### The records
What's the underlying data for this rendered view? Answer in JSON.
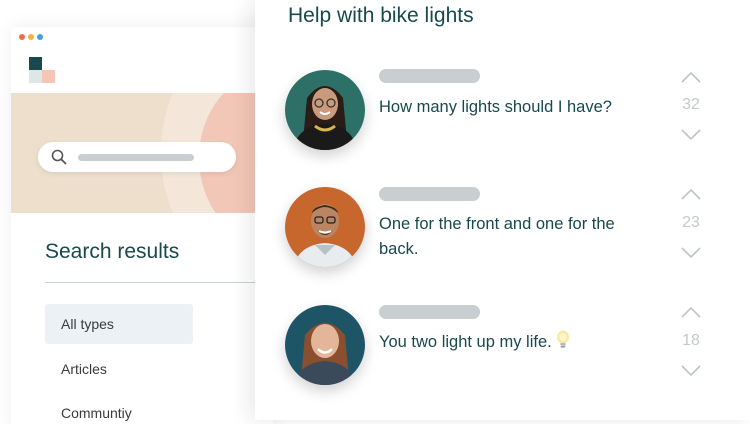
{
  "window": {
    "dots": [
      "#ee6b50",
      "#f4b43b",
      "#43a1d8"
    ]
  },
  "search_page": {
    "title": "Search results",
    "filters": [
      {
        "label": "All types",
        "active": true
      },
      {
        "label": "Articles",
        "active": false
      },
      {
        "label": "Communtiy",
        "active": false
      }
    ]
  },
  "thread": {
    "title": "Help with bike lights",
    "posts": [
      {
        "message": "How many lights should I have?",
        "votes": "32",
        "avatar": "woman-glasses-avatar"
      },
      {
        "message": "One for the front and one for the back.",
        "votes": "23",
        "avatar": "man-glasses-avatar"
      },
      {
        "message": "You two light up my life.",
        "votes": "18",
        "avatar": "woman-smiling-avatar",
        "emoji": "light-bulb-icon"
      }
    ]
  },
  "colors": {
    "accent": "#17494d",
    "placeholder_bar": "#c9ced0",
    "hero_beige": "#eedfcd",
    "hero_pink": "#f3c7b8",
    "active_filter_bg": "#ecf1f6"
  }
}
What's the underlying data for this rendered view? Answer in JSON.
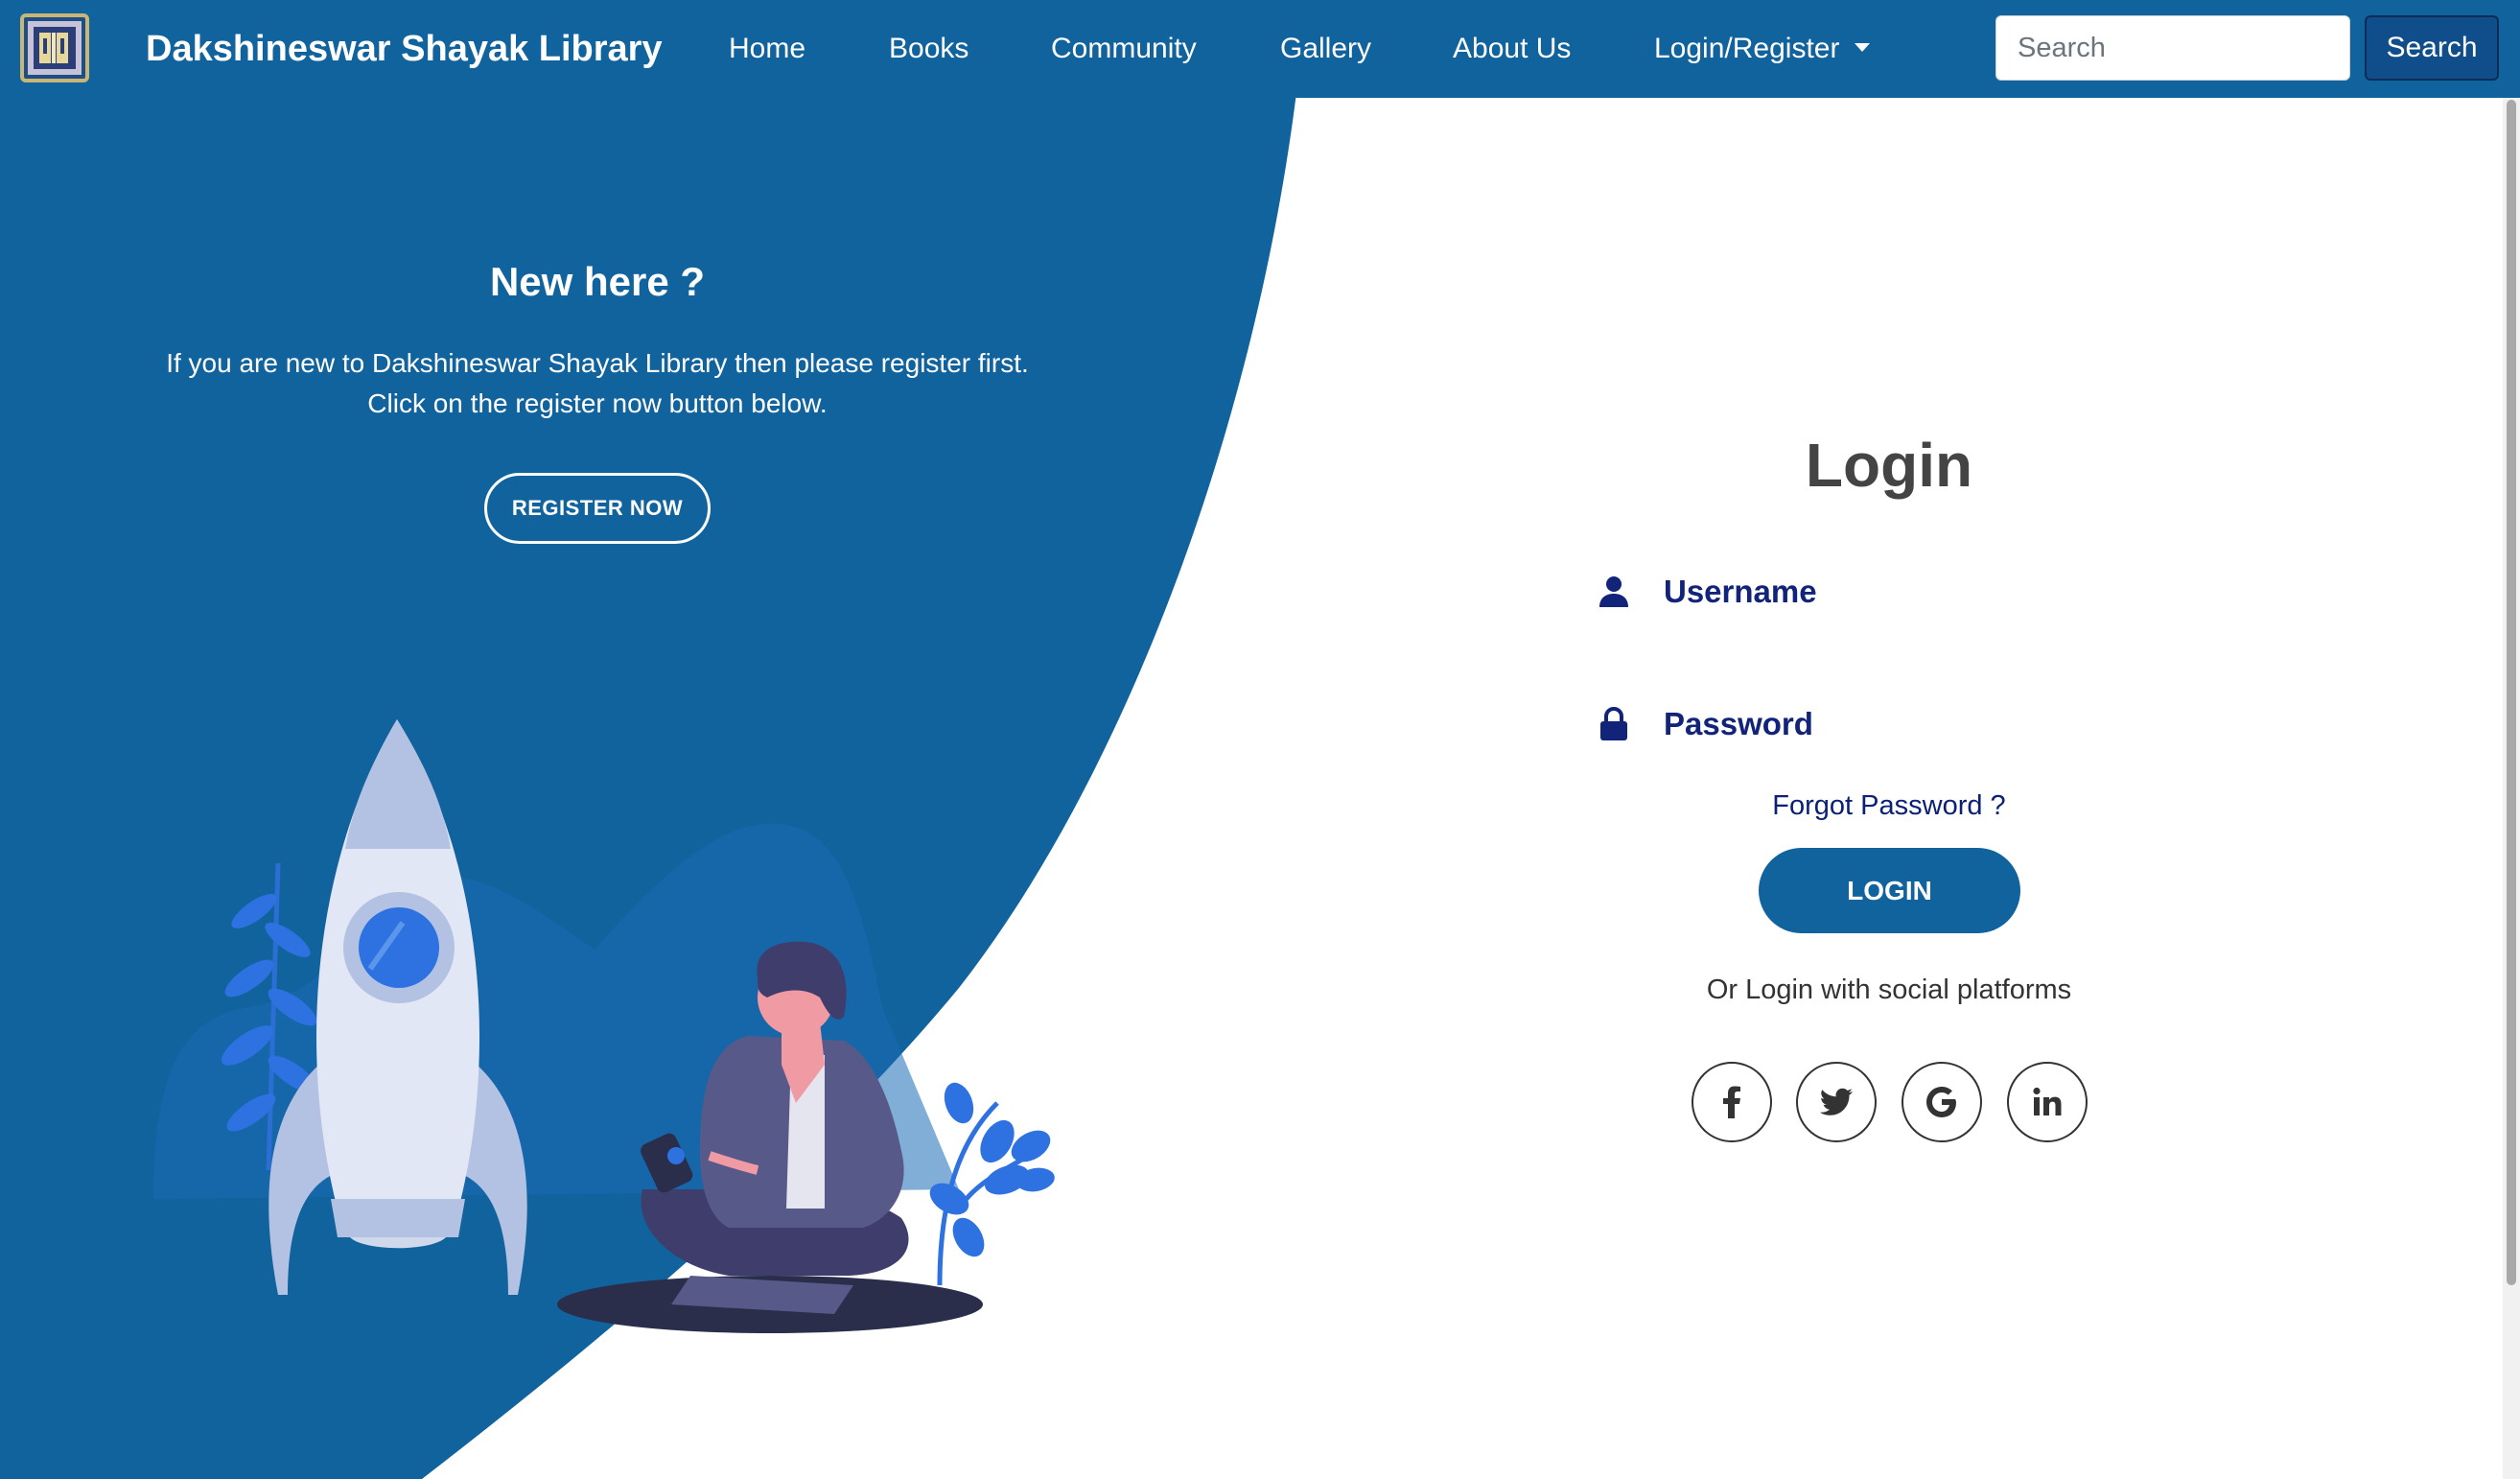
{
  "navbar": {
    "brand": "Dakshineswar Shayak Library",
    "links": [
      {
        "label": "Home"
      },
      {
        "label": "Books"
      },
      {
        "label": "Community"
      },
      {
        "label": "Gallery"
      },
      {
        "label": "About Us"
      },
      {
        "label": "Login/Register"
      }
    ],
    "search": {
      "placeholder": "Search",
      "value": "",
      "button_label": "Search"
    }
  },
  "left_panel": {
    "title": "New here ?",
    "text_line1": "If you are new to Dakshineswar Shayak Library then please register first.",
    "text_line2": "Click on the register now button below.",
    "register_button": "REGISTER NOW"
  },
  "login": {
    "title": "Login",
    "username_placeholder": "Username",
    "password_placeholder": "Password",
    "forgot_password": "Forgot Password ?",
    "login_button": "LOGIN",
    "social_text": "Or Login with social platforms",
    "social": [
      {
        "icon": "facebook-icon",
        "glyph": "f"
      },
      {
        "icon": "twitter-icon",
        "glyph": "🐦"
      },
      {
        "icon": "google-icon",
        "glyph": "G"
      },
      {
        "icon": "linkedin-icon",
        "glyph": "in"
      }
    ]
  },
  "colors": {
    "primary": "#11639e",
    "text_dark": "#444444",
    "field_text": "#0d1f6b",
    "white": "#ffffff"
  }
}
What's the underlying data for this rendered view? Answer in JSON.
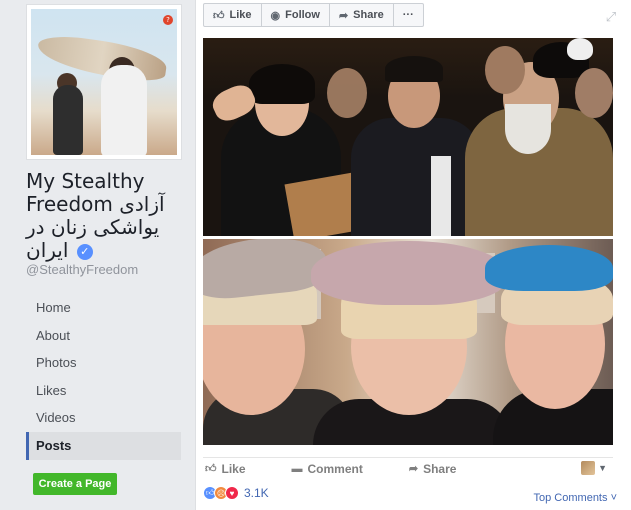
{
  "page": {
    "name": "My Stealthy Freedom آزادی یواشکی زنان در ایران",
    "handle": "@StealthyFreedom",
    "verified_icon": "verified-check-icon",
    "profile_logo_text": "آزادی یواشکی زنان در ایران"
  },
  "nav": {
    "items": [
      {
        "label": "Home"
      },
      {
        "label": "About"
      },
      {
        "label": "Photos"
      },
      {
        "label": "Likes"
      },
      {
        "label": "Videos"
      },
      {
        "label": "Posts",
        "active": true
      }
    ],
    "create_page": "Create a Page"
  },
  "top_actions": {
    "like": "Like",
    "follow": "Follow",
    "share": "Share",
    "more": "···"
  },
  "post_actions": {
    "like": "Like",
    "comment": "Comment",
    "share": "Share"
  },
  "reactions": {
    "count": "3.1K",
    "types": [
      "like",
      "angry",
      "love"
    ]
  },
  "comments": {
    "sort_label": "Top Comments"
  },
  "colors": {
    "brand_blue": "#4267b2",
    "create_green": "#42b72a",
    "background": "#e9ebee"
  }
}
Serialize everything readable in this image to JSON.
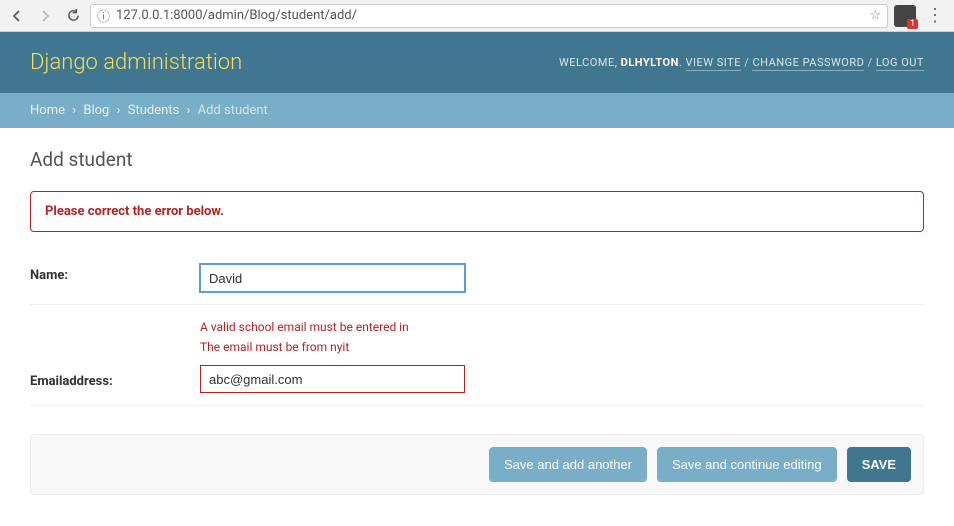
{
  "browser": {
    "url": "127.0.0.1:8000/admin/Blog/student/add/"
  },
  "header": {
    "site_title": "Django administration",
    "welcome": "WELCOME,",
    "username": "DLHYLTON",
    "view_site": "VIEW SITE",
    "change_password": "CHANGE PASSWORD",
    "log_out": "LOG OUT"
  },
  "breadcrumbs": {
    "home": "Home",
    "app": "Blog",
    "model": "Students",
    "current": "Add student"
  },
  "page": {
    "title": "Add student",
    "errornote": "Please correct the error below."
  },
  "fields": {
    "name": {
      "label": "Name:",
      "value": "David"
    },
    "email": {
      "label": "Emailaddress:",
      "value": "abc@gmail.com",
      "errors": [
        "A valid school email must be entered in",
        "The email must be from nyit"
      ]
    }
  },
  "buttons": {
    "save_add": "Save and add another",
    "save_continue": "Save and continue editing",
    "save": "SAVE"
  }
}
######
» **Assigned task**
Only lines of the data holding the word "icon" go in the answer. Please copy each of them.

» **Written answer**
        "emoji": "light-bulb-icon"
        "icon": "facebook-icon",
        "icon": "twitter-icon",
        "icon": "google-icon",
        "icon": "linkedin-icon",
    "verified_icon": "verified-check-icon",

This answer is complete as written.